Items from an interface collection:
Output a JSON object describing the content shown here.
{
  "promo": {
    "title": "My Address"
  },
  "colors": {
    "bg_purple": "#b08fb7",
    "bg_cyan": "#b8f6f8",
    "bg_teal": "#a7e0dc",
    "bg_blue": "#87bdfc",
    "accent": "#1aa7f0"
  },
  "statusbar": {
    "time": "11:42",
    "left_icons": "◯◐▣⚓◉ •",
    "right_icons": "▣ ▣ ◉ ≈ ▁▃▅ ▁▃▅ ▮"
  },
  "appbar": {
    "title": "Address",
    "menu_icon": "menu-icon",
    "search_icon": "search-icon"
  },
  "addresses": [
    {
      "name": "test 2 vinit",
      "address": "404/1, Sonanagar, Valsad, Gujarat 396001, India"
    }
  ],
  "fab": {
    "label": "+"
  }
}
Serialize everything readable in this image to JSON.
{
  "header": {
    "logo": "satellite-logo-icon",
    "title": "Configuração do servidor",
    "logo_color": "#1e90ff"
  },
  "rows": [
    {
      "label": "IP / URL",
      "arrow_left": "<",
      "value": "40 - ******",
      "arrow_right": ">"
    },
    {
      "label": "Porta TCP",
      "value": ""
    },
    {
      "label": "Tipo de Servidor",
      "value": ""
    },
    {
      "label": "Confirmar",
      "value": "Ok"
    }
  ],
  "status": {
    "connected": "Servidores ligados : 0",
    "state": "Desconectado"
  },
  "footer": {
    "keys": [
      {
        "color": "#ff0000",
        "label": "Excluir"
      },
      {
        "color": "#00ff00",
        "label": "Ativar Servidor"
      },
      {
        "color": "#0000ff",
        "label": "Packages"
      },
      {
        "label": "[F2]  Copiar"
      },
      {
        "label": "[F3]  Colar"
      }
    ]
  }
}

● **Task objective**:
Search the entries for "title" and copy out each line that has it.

● **Result**:
    "title": "My Address"
    "title": "Address",
    "title": "Configuração do servidor",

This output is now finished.